Below are the records; repeat them in full, exactly.
Start of DATA FOR THIS TASK
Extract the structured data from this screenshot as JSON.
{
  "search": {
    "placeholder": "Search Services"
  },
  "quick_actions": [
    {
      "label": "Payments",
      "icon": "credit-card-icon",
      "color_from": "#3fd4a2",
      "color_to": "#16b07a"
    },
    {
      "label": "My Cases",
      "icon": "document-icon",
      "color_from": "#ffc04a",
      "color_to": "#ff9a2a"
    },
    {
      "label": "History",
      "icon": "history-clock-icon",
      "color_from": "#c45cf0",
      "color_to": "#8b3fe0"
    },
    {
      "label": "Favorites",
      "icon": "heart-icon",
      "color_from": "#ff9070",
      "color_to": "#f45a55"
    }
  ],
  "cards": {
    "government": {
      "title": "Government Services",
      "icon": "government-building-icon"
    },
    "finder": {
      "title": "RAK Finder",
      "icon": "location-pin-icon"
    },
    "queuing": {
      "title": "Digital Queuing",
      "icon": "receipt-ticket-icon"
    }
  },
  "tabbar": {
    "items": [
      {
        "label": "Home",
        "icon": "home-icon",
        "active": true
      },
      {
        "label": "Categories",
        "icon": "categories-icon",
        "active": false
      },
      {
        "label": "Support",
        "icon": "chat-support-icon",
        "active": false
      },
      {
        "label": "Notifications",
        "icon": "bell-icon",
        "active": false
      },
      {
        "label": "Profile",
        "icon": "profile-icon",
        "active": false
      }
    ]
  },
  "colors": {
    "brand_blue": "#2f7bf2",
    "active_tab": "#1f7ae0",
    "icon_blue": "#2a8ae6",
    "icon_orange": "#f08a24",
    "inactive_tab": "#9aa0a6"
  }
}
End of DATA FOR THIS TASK
• WRITTEN REPLY:
Extract the structured data from this screenshot as JSON.
{
  "search": {
    "placeholder": "Search Services"
  },
  "quick_actions": [
    {
      "label": "Payments",
      "icon": "credit-card-icon",
      "color_from": "#3fd4a2",
      "color_to": "#16b07a"
    },
    {
      "label": "My Cases",
      "icon": "document-icon",
      "color_from": "#ffc04a",
      "color_to": "#ff9a2a"
    },
    {
      "label": "History",
      "icon": "history-clock-icon",
      "color_from": "#c45cf0",
      "color_to": "#8b3fe0"
    },
    {
      "label": "Favorites",
      "icon": "heart-icon",
      "color_from": "#ff9070",
      "color_to": "#f45a55"
    }
  ],
  "cards": {
    "government": {
      "title": "Government Services",
      "icon": "government-building-icon"
    },
    "finder": {
      "title": "RAK Finder",
      "icon": "location-pin-icon"
    },
    "queuing": {
      "title": "Digital Queuing",
      "icon": "receipt-ticket-icon"
    }
  },
  "tabbar": {
    "items": [
      {
        "label": "Home",
        "icon": "home-icon",
        "active": true
      },
      {
        "label": "Categories",
        "icon": "categories-icon",
        "active": false
      },
      {
        "label": "Support",
        "icon": "chat-support-icon",
        "active": false
      },
      {
        "label": "Notifications",
        "icon": "bell-icon",
        "active": false
      },
      {
        "label": "Profile",
        "icon": "profile-icon",
        "active": false
      }
    ]
  },
  "colors": {
    "brand_blue": "#2f7bf2",
    "active_tab": "#1f7ae0",
    "icon_blue": "#2a8ae6",
    "icon_orange": "#f08a24",
    "inactive_tab": "#9aa0a6"
  }
}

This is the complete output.